In July, we launched a three-month emergency intervention and distributed relief items in Magwi county, Eastern Equatoria state, to assist communities with medical and water and sanitation needs, after conflict broke out in the region. We also started supporting medical services in five general healthcare facilities. In an emergency intervention in Tambura, Western Equatoria state, following the displacement of around 80,000 people due to violence, our teams provided general healthcare and vaccinations, along with maternal health and mental health support.
Our teams were not immune to the violence. A South Sudanese nurse from our Agok hospital was killed inside his home in February when intercommunal fighting broke out. Another MSF staff member was shot dead in Leer county. In Yei, an armed group robbed an MSF team on the road and set two of our vehicles on fire.
When violent clashes broke out in Agok in February and March, most residents fled to Abyei town or Twic county. We moved with them, to continue responding to their needs, supporting services in Ameth-Bek hospital in Abyei and providing medical assistance to displaced people in Twic county. In addition, we offered general healthcare, including mental health support, in Tambura county, Western Equatoria state, and supported five general health facilities in Leer county, Unity state, where we also distributed relief items to people affected by the violence.
In a world first, our teams carried out a mass vaccination campaign in the largest displacement camp in South Sudan in response to an active outbreak of hepatitis E; it is a virus that is particularly deadly among pregnant women, killing up to 25 per cent of infected pregnant women. In March, April and October, MSF and the Ministry of Health jointly carried out three rounds of vaccinations in the camp in Bentiu county. MSF hopes that this precedent will encourage uptake of the vaccine in other countries experiencing similar outbreaks.
Our teams also ran vaccination campaigns to respond to measles outbreaks in five states and Greater Pibor Administrative Area.
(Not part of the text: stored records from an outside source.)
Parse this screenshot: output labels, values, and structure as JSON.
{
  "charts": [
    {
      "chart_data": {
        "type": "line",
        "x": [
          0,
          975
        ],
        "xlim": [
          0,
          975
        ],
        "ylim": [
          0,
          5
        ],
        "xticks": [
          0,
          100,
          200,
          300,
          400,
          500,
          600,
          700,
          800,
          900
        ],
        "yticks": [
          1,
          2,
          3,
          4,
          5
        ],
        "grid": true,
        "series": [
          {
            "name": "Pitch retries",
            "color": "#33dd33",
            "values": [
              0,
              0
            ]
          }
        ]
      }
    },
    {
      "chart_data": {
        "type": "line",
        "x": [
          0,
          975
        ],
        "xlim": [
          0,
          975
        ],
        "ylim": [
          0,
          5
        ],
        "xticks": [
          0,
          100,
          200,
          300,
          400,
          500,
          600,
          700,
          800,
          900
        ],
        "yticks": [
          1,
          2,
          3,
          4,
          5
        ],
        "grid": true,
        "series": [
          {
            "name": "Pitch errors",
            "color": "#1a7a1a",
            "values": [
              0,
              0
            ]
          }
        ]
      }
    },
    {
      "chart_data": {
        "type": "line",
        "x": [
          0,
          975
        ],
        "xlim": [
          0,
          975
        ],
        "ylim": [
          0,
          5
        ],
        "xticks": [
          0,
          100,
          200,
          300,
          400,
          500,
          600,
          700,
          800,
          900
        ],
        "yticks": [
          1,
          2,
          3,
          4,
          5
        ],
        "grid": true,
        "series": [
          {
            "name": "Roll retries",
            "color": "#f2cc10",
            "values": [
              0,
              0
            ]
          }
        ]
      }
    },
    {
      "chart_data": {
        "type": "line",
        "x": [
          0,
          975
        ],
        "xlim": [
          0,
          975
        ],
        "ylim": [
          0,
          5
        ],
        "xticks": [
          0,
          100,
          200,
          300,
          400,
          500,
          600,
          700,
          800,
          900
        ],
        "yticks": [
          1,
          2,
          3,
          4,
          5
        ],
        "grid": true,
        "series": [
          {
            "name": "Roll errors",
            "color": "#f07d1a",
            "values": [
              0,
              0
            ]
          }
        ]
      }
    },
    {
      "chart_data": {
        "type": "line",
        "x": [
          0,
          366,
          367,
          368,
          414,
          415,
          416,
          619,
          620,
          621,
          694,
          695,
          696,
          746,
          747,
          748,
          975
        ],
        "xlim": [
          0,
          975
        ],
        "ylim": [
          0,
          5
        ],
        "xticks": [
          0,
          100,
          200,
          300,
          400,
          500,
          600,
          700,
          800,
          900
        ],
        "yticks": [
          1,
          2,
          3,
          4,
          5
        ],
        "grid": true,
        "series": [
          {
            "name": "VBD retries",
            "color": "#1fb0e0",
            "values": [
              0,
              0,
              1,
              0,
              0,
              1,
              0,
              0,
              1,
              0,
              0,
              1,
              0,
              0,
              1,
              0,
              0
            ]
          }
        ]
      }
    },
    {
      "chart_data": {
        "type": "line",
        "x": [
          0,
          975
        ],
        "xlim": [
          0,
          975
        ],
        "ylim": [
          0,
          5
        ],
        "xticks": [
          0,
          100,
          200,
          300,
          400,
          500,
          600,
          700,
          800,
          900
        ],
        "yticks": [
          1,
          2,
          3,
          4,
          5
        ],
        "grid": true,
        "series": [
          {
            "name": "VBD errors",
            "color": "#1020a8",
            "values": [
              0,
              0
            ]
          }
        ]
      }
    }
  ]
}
In Maban, we distributed mosquito nets to households to protect them from malaria, after other organisations ceased malaria activities due to funding cuts.
Handovers in Mundri and Yei
In May, after more than five years of delivering lifesaving care to the people of Greater Mundri, Western Equatoria state, we handed over our activities to the Ministry of Health. We launched an emergency intervention in Mundri in 2016, in response to critical humanitarian and medical needs; however, as the project attained stability, we decided to focus on assisting communities in more neglected areas. Throughout the five years, we treated hundreds of thousands of patients, responded to local emergencies and trained medical staff – many of whom are now qualified healthcare workers.
We also handed over the inpatient department in Yei hospital to the Ministry of Health in 2022. We began supporting the department in September 2018, by donating drugs and equipment, training staff and assisting with maintenance of the facility. We have now expanded our outreach activities in Yei county, providing healthcare through three Ministry of Health facilities, and running mobile clinics and community-based health services.
After decades of conflict, severe shortages of health infrastructure and qualified medical professionals continue to pose major challenges to the development of a good healthcare system in this, the world’s youngest nation. MSF Academy for Healthcare aims to strengthen competencies of healthcare workers and improve the quality of care. In June, the first group of 35 nursing students in Old Fangak, Jonglei state, graduated after completing 18 months of nursing care training.